| Exercise prompt |
Select the lines of the records containing the word "title" and list them.

Start of Stored data

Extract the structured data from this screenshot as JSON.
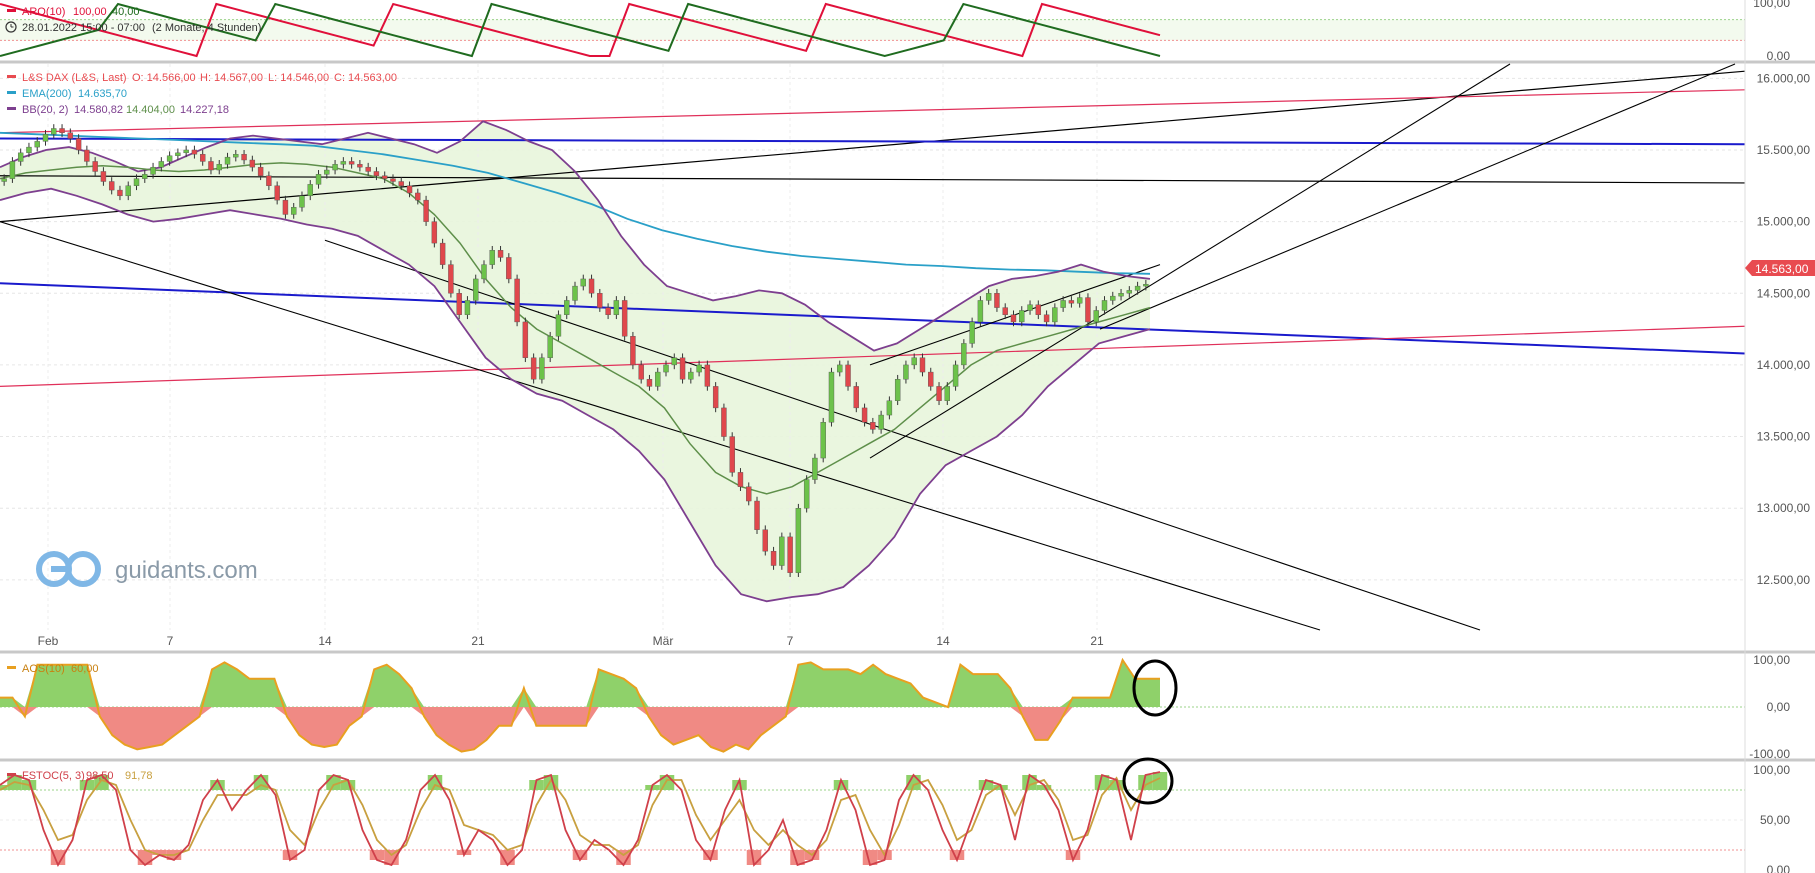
{
  "colors": {
    "bull": "#6cc24a",
    "bear": "#e0474c",
    "ema": "#2aa0c8",
    "bb_outer": "#7d3f8f",
    "bb_mid": "#5e8f4a",
    "bb_fill": "#e8f5dc",
    "aro_up": "#e0103a",
    "aro_down": "#1f6b1f",
    "aos": "#e8a020",
    "aos_pos": "#8fd16a",
    "aos_neg": "#f08a84",
    "fstoc_k": "#d0404a",
    "fstoc_d": "#c8a040",
    "price_tag": "#e84b50",
    "trend_black": "#000000",
    "trend_blue": "#1a1acc",
    "trend_red": "#e0305a"
  },
  "top_panel": {
    "legend_name": "ARO(10)",
    "legend_v1": "100,00",
    "legend_v2": "40,00",
    "period_icon": "clock-icon",
    "period": "28.01.2022 15:00 - 07:00",
    "range": "(2 Monate, 4 Stunden)",
    "axis": [
      "100,00",
      "0,00"
    ]
  },
  "main_panel": {
    "legend1_name": "L&S DAX (L&S, Last)",
    "legend1_o": "O: 14.566,00",
    "legend1_h": "H: 14.567,00",
    "legend1_l": "L: 14.546,00",
    "legend1_c": "C: 14.563,00",
    "legend2_name": "EMA(200)",
    "legend2_v": "14.635,70",
    "legend3_name": "BB(20, 2)",
    "legend3_v1": "14.580,82",
    "legend3_v2": "14.404,00",
    "legend3_v3": "14.227,18",
    "price_tag": "14.563,00",
    "watermark": "guidants.com",
    "logo_icon": "guidants-logo-icon"
  },
  "aos_panel": {
    "legend_name": "AOS(10)",
    "legend_v": "60,00",
    "axis": [
      "100,00",
      "0,00",
      "-100,00"
    ]
  },
  "fstoc_panel": {
    "legend_name": "FSTOC(5, 3)",
    "legend_v1": "98,50",
    "legend_v2": "91,78",
    "axis": [
      "100,00",
      "50,00",
      "0,00"
    ]
  },
  "chart_data": [
    {
      "type": "candlestick",
      "title": "L&S DAX (L&S, Last)",
      "x_tick_labels": [
        "Feb",
        "7",
        "14",
        "21",
        "Mär",
        "7",
        "14",
        "21"
      ],
      "y_tick_labels": [
        "16.000,00",
        "15.500,00",
        "15.000,00",
        "14.500,00",
        "14.000,00",
        "13.500,00",
        "13.000,00",
        "12.500,00"
      ],
      "ylim": [
        12150,
        16100
      ],
      "close_series": [
        15300,
        15420,
        15480,
        15520,
        15560,
        15610,
        15650,
        15620,
        15580,
        15500,
        15420,
        15350,
        15280,
        15220,
        15180,
        15250,
        15300,
        15330,
        15380,
        15420,
        15460,
        15480,
        15500,
        15470,
        15420,
        15360,
        15400,
        15450,
        15470,
        15430,
        15380,
        15320,
        15250,
        15150,
        15050,
        15100,
        15180,
        15260,
        15330,
        15360,
        15400,
        15420,
        15400,
        15380,
        15350,
        15320,
        15300,
        15280,
        15250,
        15200,
        15150,
        15000,
        14850,
        14700,
        14500,
        14350,
        14450,
        14600,
        14700,
        14800,
        14750,
        14600,
        14300,
        14050,
        13900,
        14050,
        14200,
        14350,
        14450,
        14550,
        14600,
        14500,
        14400,
        14350,
        14450,
        14200,
        14000,
        13900,
        13850,
        13950,
        14000,
        14050,
        13900,
        13950,
        14000,
        13850,
        13700,
        13500,
        13250,
        13150,
        13050,
        12850,
        12700,
        12600,
        12800,
        12550,
        13000,
        13200,
        13350,
        13600,
        13950,
        14000,
        13850,
        13700,
        13600,
        13550,
        13650,
        13750,
        13900,
        14000,
        14050,
        13950,
        13850,
        13750,
        13850,
        14000,
        14150,
        14300,
        14450,
        14500,
        14400,
        14350,
        14300,
        14380,
        14420,
        14350,
        14300,
        14400,
        14450,
        14430,
        14470,
        14300,
        14380,
        14450,
        14480,
        14500,
        14520,
        14550,
        14563
      ],
      "ema200": [
        15620,
        15610,
        15600,
        15590,
        15580,
        15570,
        15560,
        15550,
        15540,
        15530,
        15500,
        15470,
        15430,
        15390,
        15340,
        15270,
        15200,
        15120,
        15020,
        14940,
        14880,
        14830,
        14790,
        14760,
        14740,
        14720,
        14700,
        14690,
        14675,
        14665,
        14660,
        14650,
        14640,
        14636
      ],
      "bb_upper": [
        15380,
        15450,
        15500,
        15520,
        15480,
        15420,
        15350,
        15380,
        15450,
        15520,
        15580,
        15600,
        15580,
        15560,
        15540,
        15580,
        15620,
        15580,
        15540,
        15480,
        15560,
        15700,
        15640,
        15560,
        15500,
        15350,
        15150,
        14900,
        14700,
        14550,
        14500,
        14450,
        14480,
        14520,
        14500,
        14420,
        14300,
        14200,
        14100,
        14150,
        14250,
        14350,
        14450,
        14550,
        14600,
        14620,
        14650,
        14700,
        14650,
        14620,
        14600
      ],
      "bb_middle": [
        15300,
        15340,
        15360,
        15380,
        15390,
        15380,
        15360,
        15350,
        15360,
        15380,
        15400,
        15410,
        15400,
        15380,
        15340,
        15300,
        15200,
        15050,
        14850,
        14600,
        14400,
        14250,
        14150,
        14050,
        13950,
        13850,
        13700,
        13450,
        13250,
        13150,
        13100,
        13150,
        13250,
        13350,
        13450,
        13550,
        13700,
        13850,
        14000,
        14100,
        14150,
        14200,
        14250,
        14300,
        14350,
        14400
      ],
      "bb_lower": [
        15150,
        15200,
        15230,
        15180,
        15120,
        15050,
        15000,
        15020,
        15050,
        15080,
        15050,
        15020,
        14980,
        14950,
        14900,
        14800,
        14700,
        14550,
        14300,
        14050,
        13900,
        13800,
        13750,
        13650,
        13550,
        13400,
        13200,
        12900,
        12600,
        12400,
        12350,
        12380,
        12400,
        12450,
        12600,
        12800,
        13100,
        13300,
        13400,
        13500,
        13650,
        13850,
        14000,
        14150,
        14200,
        14250
      ],
      "trendlines": [
        {
          "color": "black",
          "from": [
            0,
            15000
          ],
          "to": [
            1,
            16050
          ]
        },
        {
          "color": "black",
          "from": [
            0,
            15320
          ],
          "to": [
            1,
            15270
          ]
        },
        {
          "color": "blue",
          "from": [
            0,
            15580
          ],
          "to": [
            1,
            15540
          ]
        },
        {
          "color": "blue",
          "from": [
            0,
            14570
          ],
          "to": [
            1,
            14080
          ]
        },
        {
          "color": "red",
          "from": [
            0,
            13850
          ],
          "to": [
            1,
            14270
          ]
        },
        {
          "color": "red",
          "from": [
            0,
            15620
          ],
          "to": [
            1,
            15920
          ]
        }
      ]
    },
    {
      "type": "line",
      "title": "ARO(10)",
      "ylim": [
        0,
        100
      ],
      "series": [
        {
          "name": "up",
          "values": [
            100,
            90,
            80,
            70,
            60,
            50,
            40,
            30,
            20,
            10,
            0,
            100,
            90,
            80,
            70,
            60,
            50,
            40,
            30,
            20,
            100,
            90,
            80,
            70,
            60,
            50,
            40,
            30,
            20,
            10,
            0,
            0,
            100,
            90,
            80,
            70,
            60,
            50,
            40,
            30,
            20,
            10,
            100,
            90,
            80,
            70,
            60,
            50,
            40,
            30,
            20,
            10,
            0,
            100,
            90,
            80,
            70,
            60,
            50,
            40
          ]
        },
        {
          "name": "down",
          "values": [
            0,
            10,
            20,
            30,
            40,
            50,
            100,
            90,
            80,
            70,
            60,
            50,
            40,
            30,
            100,
            90,
            80,
            70,
            60,
            50,
            40,
            30,
            20,
            10,
            0,
            100,
            90,
            80,
            70,
            60,
            50,
            40,
            30,
            20,
            10,
            100,
            90,
            80,
            70,
            60,
            50,
            40,
            30,
            20,
            10,
            0,
            10,
            20,
            30,
            100,
            90,
            80,
            70,
            60,
            50,
            40,
            30,
            20,
            10,
            0
          ]
        }
      ]
    },
    {
      "type": "area",
      "title": "AOS(10)",
      "ylim": [
        -100,
        100
      ],
      "values": [
        20,
        20,
        -20,
        90,
        90,
        90,
        90,
        90,
        -20,
        -60,
        -80,
        -90,
        -85,
        -80,
        -60,
        -40,
        -20,
        80,
        95,
        80,
        60,
        60,
        60,
        -20,
        -60,
        -80,
        -85,
        -80,
        -40,
        -20,
        80,
        90,
        70,
        40,
        -20,
        -60,
        -80,
        -95,
        -90,
        -70,
        -40,
        -40,
        40,
        -40,
        -40,
        -40,
        -40,
        -40,
        80,
        70,
        60,
        40,
        -20,
        -60,
        -80,
        -70,
        -60,
        -85,
        -95,
        -80,
        -90,
        -60,
        -40,
        -20,
        90,
        95,
        80,
        80,
        80,
        70,
        90,
        70,
        60,
        50,
        20,
        10,
        0,
        90,
        70,
        70,
        70,
        40,
        -20,
        -70,
        -70,
        -30,
        20,
        20,
        20,
        20,
        100,
        60,
        60,
        60
      ]
    },
    {
      "type": "line",
      "title": "FSTOC(5, 3)",
      "ylim": [
        0,
        100
      ],
      "series": [
        {
          "name": "%K",
          "values": [
            85,
            95,
            90,
            40,
            5,
            30,
            90,
            95,
            80,
            20,
            5,
            15,
            10,
            25,
            70,
            90,
            60,
            80,
            95,
            75,
            10,
            20,
            80,
            95,
            90,
            40,
            10,
            5,
            30,
            80,
            95,
            70,
            15,
            40,
            30,
            5,
            20,
            90,
            95,
            40,
            10,
            30,
            20,
            5,
            30,
            85,
            95,
            80,
            30,
            10,
            60,
            90,
            5,
            20,
            50,
            5,
            10,
            40,
            90,
            60,
            5,
            10,
            70,
            95,
            80,
            40,
            10,
            50,
            90,
            85,
            30,
            95,
            85,
            60,
            10,
            40,
            95,
            90,
            30,
            95,
            98
          ]
        },
        {
          "name": "%D",
          "values": [
            80,
            88,
            85,
            60,
            30,
            35,
            70,
            90,
            85,
            50,
            20,
            15,
            15,
            20,
            50,
            75,
            75,
            75,
            85,
            80,
            40,
            25,
            60,
            85,
            90,
            65,
            30,
            15,
            25,
            60,
            85,
            80,
            45,
            40,
            35,
            20,
            25,
            65,
            90,
            70,
            35,
            25,
            25,
            15,
            25,
            65,
            90,
            90,
            55,
            30,
            50,
            70,
            40,
            25,
            40,
            25,
            15,
            30,
            70,
            75,
            40,
            15,
            45,
            85,
            90,
            65,
            30,
            40,
            75,
            85,
            55,
            85,
            90,
            70,
            30,
            35,
            75,
            92,
            60,
            85,
            92
          ]
        }
      ]
    }
  ]
}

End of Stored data

| Result of the task |
      "title": "L&S DAX (L&S, Last)",
      "title": "ARO(10)",
      "title": "AOS(10)",
      "title": "FSTOC(5, 3)",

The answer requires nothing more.